__Assignment__:
Work out how many lines below contain the word "scale". Only the number is wanted.

++++ Data in this exercise

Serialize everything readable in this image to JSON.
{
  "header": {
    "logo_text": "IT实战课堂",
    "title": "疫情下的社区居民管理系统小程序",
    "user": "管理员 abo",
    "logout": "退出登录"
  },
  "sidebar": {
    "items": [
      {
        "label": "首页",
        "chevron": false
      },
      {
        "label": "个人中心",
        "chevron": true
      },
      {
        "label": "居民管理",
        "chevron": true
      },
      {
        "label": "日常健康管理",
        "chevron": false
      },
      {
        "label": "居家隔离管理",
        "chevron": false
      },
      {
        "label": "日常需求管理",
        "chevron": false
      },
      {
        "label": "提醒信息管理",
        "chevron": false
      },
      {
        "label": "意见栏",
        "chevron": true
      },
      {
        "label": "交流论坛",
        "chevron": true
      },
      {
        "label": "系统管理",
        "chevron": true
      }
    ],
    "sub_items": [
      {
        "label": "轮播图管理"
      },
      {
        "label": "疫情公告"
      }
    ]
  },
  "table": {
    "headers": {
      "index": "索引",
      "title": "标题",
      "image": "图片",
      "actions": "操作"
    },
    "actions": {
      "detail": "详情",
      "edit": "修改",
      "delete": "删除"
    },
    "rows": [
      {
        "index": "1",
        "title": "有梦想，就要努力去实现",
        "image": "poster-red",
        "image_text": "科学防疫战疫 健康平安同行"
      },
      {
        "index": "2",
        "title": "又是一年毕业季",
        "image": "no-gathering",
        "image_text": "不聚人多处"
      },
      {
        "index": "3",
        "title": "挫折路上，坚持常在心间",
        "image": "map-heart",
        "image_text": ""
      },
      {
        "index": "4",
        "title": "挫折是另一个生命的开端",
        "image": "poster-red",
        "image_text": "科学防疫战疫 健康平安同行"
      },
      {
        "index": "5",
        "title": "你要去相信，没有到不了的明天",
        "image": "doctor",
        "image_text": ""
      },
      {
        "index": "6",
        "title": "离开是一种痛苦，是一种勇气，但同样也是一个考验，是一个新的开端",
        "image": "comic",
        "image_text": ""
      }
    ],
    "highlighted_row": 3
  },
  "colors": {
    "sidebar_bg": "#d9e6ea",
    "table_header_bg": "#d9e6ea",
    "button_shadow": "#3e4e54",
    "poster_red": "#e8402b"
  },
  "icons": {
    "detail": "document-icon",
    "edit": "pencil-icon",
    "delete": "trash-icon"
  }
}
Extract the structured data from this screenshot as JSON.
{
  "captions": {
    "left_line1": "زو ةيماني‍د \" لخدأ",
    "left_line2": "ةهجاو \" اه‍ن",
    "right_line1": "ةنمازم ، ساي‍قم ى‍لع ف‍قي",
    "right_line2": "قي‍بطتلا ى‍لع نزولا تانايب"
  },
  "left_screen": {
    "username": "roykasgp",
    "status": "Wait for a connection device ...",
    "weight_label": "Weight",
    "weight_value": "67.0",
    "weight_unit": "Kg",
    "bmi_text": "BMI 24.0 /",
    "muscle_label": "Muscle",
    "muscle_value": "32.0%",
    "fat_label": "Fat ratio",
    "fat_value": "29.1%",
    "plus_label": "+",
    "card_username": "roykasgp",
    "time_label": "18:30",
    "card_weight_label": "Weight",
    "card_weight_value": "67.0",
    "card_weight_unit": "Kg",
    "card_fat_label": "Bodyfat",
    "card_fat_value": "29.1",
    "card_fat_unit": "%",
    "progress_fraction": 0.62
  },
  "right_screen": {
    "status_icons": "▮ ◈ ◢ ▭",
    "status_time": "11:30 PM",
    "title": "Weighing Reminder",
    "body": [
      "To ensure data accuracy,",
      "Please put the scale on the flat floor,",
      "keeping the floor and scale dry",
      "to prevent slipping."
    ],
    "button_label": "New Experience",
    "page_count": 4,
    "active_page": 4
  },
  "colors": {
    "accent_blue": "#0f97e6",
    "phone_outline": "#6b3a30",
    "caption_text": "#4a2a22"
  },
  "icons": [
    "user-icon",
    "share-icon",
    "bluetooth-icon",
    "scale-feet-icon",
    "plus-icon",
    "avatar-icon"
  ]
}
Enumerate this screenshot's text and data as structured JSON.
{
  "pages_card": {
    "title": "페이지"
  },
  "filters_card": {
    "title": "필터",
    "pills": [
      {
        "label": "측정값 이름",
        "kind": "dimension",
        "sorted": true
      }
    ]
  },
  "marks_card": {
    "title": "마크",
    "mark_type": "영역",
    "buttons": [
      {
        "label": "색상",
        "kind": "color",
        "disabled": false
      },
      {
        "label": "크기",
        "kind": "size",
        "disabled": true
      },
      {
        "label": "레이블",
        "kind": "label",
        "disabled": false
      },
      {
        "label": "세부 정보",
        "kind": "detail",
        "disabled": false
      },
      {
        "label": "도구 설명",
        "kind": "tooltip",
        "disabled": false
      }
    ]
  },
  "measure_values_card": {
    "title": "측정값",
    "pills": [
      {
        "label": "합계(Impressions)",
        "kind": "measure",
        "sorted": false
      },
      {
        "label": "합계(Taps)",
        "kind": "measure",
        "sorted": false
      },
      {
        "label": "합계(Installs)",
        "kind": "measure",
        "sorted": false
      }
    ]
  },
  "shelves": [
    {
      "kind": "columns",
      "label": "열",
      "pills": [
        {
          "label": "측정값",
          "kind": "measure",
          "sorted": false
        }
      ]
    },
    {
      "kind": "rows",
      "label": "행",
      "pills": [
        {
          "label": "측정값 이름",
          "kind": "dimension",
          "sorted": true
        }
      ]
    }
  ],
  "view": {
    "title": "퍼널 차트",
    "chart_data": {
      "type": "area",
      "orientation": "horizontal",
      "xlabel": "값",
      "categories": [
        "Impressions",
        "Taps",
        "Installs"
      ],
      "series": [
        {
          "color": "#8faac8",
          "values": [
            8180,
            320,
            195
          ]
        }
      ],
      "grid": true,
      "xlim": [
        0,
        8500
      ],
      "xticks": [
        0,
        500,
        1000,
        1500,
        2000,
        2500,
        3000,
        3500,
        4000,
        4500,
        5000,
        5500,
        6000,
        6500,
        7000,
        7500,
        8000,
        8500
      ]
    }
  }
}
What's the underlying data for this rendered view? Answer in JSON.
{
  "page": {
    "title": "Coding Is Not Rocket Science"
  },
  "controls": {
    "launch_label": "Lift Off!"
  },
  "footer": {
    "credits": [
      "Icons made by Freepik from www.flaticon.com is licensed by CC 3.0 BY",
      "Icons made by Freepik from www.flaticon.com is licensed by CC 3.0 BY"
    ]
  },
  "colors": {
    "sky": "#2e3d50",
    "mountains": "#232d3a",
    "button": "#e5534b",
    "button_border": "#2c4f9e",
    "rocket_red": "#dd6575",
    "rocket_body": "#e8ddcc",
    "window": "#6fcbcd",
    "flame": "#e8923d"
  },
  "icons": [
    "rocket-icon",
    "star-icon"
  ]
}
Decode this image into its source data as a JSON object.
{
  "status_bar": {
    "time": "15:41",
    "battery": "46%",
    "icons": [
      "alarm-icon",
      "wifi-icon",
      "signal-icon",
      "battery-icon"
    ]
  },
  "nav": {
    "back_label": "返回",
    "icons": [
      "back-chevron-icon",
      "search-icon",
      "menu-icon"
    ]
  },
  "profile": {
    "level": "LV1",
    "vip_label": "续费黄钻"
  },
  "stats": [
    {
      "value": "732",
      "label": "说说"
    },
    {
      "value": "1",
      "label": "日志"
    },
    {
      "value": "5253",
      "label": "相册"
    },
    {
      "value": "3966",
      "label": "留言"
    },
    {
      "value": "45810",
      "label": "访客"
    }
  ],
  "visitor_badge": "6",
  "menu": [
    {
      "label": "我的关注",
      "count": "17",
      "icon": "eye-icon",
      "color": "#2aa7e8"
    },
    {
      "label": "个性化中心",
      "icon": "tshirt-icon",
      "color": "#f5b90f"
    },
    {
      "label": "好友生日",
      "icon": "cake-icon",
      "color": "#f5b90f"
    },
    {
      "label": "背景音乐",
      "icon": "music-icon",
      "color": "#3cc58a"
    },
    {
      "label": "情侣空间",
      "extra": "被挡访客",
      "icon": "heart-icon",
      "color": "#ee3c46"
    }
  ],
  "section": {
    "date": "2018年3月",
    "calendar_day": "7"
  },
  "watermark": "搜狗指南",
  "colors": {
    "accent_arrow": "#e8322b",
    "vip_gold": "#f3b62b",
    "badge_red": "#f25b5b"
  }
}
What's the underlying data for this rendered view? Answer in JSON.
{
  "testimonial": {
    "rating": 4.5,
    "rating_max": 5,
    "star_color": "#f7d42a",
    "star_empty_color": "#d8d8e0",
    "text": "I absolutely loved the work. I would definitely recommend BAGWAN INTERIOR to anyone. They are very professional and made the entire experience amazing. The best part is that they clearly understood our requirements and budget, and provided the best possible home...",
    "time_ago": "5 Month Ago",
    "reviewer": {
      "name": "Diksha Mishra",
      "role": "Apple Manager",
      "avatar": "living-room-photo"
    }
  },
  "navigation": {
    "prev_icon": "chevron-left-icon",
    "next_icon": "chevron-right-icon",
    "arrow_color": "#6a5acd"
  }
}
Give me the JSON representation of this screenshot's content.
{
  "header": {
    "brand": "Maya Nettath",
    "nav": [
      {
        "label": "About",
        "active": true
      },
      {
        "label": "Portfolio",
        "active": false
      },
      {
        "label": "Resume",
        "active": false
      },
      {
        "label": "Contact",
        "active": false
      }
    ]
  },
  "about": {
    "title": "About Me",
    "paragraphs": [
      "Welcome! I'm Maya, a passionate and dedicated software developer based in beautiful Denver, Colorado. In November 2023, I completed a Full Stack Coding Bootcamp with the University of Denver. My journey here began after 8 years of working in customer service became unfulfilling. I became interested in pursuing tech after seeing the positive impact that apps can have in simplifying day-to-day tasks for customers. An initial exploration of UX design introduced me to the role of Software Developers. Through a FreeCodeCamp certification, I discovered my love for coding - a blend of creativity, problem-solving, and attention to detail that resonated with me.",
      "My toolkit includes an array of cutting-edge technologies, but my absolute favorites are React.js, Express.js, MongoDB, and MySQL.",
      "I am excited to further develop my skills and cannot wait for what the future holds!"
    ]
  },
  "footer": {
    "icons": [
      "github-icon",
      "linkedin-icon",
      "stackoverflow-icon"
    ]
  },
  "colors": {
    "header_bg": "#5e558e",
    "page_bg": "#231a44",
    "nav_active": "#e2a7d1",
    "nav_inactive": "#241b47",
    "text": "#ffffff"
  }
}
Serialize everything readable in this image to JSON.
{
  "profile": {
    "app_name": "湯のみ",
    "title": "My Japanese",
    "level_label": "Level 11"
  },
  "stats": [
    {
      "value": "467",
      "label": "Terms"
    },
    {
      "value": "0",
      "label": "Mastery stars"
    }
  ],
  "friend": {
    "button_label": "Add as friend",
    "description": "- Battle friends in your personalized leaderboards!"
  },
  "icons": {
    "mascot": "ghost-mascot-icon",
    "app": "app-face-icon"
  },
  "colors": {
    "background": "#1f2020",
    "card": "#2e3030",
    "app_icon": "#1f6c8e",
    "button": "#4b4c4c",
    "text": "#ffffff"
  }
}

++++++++

__Solved problem__:
3